“Go away from me Lord; I am a sinful man.”

Simon Peter recognized that the miraculous catch of fish showed something powerful about the spiritual identity of Jesus. He was overcome with awe at Jesus. In contrast, he saw his own inadequacy. There was also something impure about himself. Simon Peter spoke not only for himself, but also for his partners, James and John, and probably his brother Andrew as well. They all were astonished at the catch of fish they had taken, and in awe of Jesus who arranged it. Jesus hastened to reassure them by calming their fear of him, their fear of the unexpected, their fear of being in the presence of something out of their control, of something beyond their experience. “Do not be afraid; from now on you will catch men.” In response, they gave up their business, left everything, and followed Jesus into something new. They put their trust in a man who knew more about them than they knew themselves. What is the miracle here? The catch of fish of course. But there is another miracle at work here. It is the miracle that God would enter the lives of these men. They were supposed to be experts at catching fish, but despite having worked hard all night, they had caught nothing. It is only when Jesus came into their lives that they were successful.

How do you measure success?

How do you know if you have succeeded at what you set yourself to do? We can work hard all our lives, think we have been successful, and yet catch nothing. We can try every trick, every new idea, ask all our friends; we can try to succeed in life, yet come up empty handed. We may even have good things, and then find that they disappear. It is only when we reach the end of our efforts, that we are willing to listen to what Jesus says to us. We may find our world very different from before.

Jesus offers you more.

Jesus may call us to do something that we think is a waste of time. He may call us to trust him. He may call us to believe in him, to act on his word, to follow his direction. If we do not listen to Jesus, we accept our frustration and our failure. We settle for less rather than the possibility of more. We need to be willing to try new things, to venture beyond our knowledge into the unknown. Can we trust in the knowledge of God as revealed in Jesus? We see ourselves clearly when we meet Jesus. We might be reluctant, even resistant to Jesus, like Peter was, but when we surrender to his will, the action begins! There were lots of fish! But the real action is not on the outside, it is on the inside. We discover our inadequacy before God. The point of the story is about the call of Peter to follow Jesus. It is about the power and glory of Christ. Jesus offers all the fish, he offers great wealth — as a gesture, as something easy. When all the best efforts of an expert fisherman are nothing, then the offhand effort of Jesus is amazing! Peter gets it right. He discovered that when he acted in obedience, he was suddenly the very man through whom God performed miracles.

What does God want from you?

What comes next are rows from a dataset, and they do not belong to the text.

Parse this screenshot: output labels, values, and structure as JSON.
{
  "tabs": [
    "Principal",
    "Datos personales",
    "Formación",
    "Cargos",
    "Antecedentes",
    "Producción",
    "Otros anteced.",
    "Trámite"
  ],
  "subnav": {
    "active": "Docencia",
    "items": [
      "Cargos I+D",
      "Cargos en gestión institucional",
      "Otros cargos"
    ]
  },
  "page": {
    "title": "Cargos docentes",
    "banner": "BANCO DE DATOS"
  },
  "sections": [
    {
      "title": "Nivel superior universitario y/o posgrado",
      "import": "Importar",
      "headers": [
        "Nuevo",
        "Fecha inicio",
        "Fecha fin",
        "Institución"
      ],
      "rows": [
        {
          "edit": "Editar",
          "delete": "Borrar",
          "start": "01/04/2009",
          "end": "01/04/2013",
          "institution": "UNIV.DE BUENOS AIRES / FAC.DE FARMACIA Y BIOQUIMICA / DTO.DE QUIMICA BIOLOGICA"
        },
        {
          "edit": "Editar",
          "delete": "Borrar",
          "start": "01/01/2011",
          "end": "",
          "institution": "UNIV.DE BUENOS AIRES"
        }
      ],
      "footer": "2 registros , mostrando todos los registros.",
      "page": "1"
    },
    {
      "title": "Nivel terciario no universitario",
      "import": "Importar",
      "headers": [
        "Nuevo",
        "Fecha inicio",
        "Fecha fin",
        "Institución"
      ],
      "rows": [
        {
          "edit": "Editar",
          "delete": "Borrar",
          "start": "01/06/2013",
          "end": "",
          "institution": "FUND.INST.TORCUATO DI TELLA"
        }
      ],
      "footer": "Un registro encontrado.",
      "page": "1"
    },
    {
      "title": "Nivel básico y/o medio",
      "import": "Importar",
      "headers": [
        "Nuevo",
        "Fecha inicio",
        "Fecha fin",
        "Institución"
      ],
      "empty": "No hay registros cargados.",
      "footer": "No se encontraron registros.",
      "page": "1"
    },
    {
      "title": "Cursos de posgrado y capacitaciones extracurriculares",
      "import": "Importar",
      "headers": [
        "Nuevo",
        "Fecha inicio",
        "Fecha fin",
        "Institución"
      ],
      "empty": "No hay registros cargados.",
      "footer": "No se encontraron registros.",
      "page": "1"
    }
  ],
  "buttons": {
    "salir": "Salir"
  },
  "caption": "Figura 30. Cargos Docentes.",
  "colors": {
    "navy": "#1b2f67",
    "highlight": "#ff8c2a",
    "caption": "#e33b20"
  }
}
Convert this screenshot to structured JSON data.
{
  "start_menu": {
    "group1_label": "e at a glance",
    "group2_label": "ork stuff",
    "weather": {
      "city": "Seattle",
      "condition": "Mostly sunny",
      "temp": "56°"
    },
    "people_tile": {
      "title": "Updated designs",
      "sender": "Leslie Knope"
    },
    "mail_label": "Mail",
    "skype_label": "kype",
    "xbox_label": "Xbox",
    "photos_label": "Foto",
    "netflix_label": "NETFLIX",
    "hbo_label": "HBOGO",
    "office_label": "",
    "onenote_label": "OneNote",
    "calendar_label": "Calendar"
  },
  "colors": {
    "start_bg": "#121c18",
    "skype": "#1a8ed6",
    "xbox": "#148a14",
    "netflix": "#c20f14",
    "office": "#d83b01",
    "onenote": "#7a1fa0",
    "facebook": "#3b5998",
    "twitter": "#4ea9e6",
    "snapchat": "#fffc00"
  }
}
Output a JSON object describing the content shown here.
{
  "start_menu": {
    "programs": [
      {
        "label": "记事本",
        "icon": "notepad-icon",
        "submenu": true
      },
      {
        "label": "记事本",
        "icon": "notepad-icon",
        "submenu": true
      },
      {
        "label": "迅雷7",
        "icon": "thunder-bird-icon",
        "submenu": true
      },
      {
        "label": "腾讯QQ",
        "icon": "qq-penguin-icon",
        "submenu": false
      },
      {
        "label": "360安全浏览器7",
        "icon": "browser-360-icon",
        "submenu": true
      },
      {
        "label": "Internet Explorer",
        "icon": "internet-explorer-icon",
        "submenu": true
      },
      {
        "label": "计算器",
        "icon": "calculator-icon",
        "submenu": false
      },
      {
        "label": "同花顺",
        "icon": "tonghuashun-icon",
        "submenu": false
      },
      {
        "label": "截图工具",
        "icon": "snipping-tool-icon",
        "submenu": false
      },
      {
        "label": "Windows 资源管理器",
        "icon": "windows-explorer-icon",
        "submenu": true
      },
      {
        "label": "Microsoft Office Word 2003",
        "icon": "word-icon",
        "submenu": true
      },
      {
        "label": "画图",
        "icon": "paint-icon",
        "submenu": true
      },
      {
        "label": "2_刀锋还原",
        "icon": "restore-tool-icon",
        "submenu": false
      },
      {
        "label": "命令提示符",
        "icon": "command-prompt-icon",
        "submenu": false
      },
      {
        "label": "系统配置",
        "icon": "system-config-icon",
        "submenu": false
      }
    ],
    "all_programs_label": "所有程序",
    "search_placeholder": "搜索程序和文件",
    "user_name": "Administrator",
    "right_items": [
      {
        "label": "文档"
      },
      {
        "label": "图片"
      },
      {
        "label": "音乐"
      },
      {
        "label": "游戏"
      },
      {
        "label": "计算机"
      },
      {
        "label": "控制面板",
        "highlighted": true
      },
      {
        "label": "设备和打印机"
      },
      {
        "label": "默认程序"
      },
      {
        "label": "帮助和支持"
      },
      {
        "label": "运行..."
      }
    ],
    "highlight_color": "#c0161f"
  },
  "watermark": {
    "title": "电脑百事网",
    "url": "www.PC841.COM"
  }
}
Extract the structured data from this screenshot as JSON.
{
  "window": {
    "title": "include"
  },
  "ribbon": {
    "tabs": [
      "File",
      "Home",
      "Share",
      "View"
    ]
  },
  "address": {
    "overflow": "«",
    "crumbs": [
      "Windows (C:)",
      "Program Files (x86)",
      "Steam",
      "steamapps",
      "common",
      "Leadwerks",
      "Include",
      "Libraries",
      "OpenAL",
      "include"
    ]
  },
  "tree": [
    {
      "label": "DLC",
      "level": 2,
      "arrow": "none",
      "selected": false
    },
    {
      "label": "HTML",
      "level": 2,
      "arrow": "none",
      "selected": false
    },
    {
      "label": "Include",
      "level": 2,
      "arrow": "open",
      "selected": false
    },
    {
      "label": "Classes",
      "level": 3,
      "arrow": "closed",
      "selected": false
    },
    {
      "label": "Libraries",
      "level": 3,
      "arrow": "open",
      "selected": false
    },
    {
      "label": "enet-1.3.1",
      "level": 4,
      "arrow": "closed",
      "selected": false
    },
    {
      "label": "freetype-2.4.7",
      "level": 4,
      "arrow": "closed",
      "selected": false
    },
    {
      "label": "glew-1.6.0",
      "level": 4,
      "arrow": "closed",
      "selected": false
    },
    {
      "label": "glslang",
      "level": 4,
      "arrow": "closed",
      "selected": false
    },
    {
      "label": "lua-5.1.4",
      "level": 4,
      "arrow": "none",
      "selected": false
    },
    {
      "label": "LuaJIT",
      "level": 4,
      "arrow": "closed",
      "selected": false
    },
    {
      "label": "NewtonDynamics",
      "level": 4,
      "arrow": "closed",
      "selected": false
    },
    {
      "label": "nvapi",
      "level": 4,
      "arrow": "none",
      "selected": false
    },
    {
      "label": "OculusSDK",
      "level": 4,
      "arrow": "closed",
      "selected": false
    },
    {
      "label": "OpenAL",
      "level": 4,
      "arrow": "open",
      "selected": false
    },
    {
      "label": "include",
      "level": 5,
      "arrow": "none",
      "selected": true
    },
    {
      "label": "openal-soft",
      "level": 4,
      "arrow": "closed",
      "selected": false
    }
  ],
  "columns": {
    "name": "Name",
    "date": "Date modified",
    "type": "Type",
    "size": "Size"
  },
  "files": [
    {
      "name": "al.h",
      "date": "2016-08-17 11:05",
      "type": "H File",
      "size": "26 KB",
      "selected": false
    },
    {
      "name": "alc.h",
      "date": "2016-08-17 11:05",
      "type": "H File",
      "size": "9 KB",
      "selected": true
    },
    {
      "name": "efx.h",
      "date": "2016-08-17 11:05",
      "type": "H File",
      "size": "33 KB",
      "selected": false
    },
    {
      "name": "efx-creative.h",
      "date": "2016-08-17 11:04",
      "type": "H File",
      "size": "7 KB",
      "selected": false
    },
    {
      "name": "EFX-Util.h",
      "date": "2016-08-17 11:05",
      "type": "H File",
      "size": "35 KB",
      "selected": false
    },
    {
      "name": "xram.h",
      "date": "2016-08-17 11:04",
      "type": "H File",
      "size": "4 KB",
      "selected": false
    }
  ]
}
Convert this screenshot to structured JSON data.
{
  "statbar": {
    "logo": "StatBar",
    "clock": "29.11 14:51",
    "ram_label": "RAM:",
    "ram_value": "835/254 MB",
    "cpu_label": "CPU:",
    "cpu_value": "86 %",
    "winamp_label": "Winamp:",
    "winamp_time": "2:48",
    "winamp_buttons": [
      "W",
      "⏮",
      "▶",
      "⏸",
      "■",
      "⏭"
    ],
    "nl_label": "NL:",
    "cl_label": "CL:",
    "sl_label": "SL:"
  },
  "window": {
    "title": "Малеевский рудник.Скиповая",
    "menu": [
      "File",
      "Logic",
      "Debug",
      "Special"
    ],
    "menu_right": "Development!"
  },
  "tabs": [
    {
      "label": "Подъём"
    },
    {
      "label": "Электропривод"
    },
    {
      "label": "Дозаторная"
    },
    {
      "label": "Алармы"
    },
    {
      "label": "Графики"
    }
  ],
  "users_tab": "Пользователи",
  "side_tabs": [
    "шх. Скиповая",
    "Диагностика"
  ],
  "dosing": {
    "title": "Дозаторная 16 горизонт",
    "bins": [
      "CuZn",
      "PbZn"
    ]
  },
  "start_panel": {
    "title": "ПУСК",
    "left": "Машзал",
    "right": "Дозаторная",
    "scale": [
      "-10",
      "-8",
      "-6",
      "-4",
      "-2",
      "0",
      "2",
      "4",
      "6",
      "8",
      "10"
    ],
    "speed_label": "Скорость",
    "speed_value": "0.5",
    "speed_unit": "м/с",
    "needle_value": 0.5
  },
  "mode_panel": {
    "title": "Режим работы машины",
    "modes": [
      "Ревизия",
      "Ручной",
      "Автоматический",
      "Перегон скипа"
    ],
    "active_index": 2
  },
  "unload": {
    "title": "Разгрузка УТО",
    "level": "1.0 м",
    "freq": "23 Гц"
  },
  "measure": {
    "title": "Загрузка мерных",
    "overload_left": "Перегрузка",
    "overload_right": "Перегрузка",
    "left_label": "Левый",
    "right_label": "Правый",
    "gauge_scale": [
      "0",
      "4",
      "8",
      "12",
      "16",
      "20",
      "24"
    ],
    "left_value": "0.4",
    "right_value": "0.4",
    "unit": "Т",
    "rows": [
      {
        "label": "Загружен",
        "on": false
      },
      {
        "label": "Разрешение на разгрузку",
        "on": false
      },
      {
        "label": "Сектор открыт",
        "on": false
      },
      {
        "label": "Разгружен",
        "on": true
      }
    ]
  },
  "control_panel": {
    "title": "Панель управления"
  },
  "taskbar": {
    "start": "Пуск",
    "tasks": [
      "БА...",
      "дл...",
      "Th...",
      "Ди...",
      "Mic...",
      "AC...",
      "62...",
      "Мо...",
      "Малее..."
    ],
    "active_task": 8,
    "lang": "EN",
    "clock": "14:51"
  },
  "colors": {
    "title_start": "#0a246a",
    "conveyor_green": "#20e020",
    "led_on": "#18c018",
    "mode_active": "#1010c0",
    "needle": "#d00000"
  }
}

What is happening in your life that shows that you have come to the end of yourself? What is it that frustrates you? Peter realized that he was a sinner. He was afraid of Jesus, knowing him as Lord. Perhaps Jesus wanted that fear – the fear of the Lord is the beginning of wisdom – but Jesus told him not to fear, almost like forgiving him. Jesus gave him a new task, to catch people into life, not to catch fish that will die. Jesus wants you to call him Lord. Jesus wants to give you a role in building his Kingdom. He wants you to come to him, all you who labor and are heavy laden, for he will give you his yoke, and he will teach you. Jesus says, “I am gentle and lowly in heart and you will find rest for your souls. For My yoke is easy and My burden is light.” We need to listen for the voice of Jesus, and act in obedience to what we know. As we walk with Him under His forgiveness, we can share in his work of helping people discover redemption, and new life.